Detroit went into federal bankruptcy court on Monday hoping to prove what most people already know: It is poor and $18 billion in debt, its residents aren't getting adequate municipal services and there is no real way to rebound without some sort of judicial protection.
But the question facing Judge Steven Rhodes, who is presiding over the nation's largest municipal bankruptcy case, is deeper than just the facts of financial peril.
The jurist will be asked to decide whether city and state officials acted in good faith and did all that they could to avoid filing for Chapter 9 bankruptcy protection. Depending on the answer, the judge can determine who will bear the pain of lost revenue, income and public employee pensions.
"There's nothing left to do here. There is no revenue solution. … Chapter 9 is more needed here than any other possible scenario you could think of," attorney Bruce Bennett said in his opening remarks. Witnesses "will present a mountain of evidence showing the insolvency of the city," Bennett said, according to the Associated Press. "This is one of those cases where the data speaks very clearly and persuasively on its own. It needs no gloss."
But in her opening statement, Jennifer Green, an attorney for Detroit's pension funds, stressed the creditor position that months of official correspondence indicates officials were preparing for a bankruptcy filing and not taking time to negotiate with creditors, especially unions.
"It really was a forgone conclusion," she said, according to reports from the courtroom.
The unions argue that the city's emergency manager, Kevyn Orr, who was appointed to effectively take control of the broken city, never wanted to bargain with the pension funds and just wanted to slash benefits. Orr has said the pension funds are $3.5 billion short and he also wants to cuts health benefits negotiated in the past.

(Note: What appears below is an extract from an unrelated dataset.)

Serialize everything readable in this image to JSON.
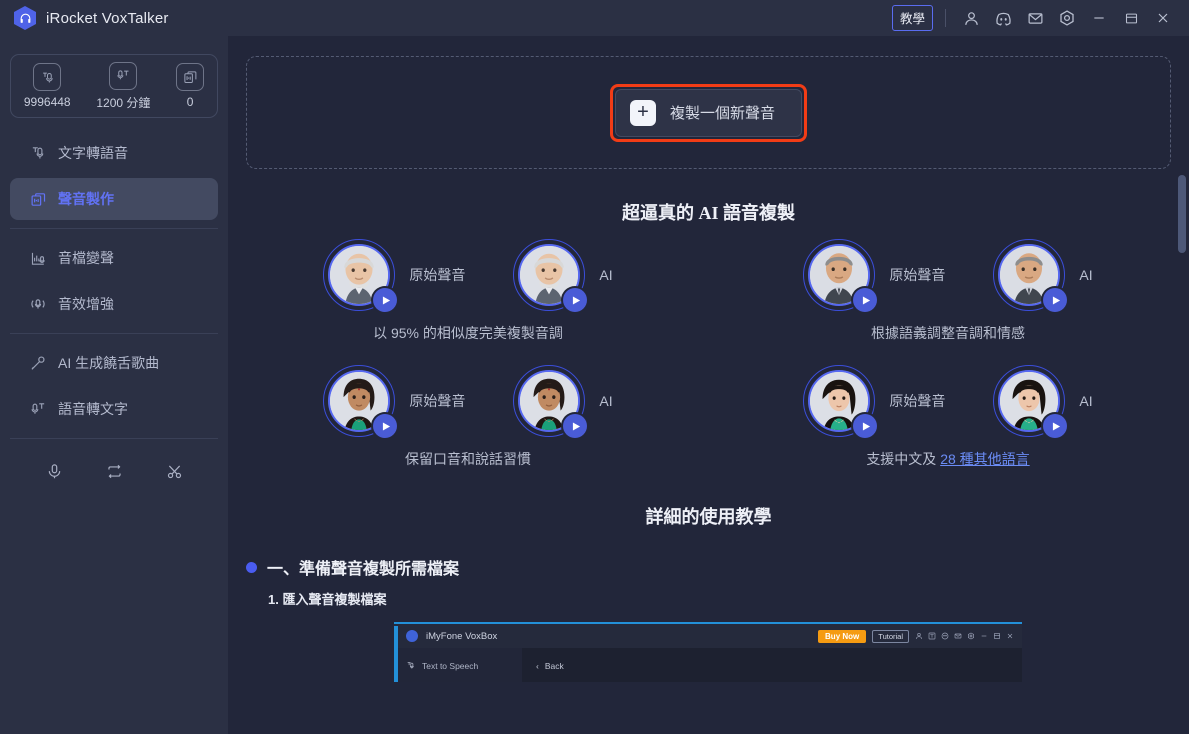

The trial is expected to last several days -- possibly spilling into the first week of November -- with top officials, including Orr and Michigan Gov. Rick Snyder, expected to be among the witnesses.
The outcome could also have an impact on other possible municipal bankruptcies as the nation slowly comes out of the preceding years of economic pain.
Bankruptcy law was designed to protect those who were in financial trouble by giving them some breathing room to reorganize their operations. It also allows judges to eventually decide who gets a financial haircut. For example, will pensioners lose benefits? Or will bondholders have to settle for repayment of pennies on the dollar?
At least 100 creditors, including those holding city bonds, are among those opposing the city's request for bankruptcy protection.
While unions argue that their members and retirees should not be penalized, other creditors argue that a cut to municipal bond value would fall like a rock onto the entire municipal market. It would send ripples of pain across the country as funding for government projects begin to dry up or become more expensive because of higher interest rates.
There are some general criteria that have to be decided for Detroit to win bankruptcy protection.
It needs to show it is insolvent -- not a big problem given that everyone agrees it is $18 billion in debt. But it must also show that it negotiated with creditors in good faith and is not just trying to use this crisis to slip in the kind of cuts it has long wanted to do.
If Rhodes grants protection, the city would likely propose a reorganization plan shortly.
If he says no, Detroit would have to bargain with its creditors, a process that would likely set records for litigation.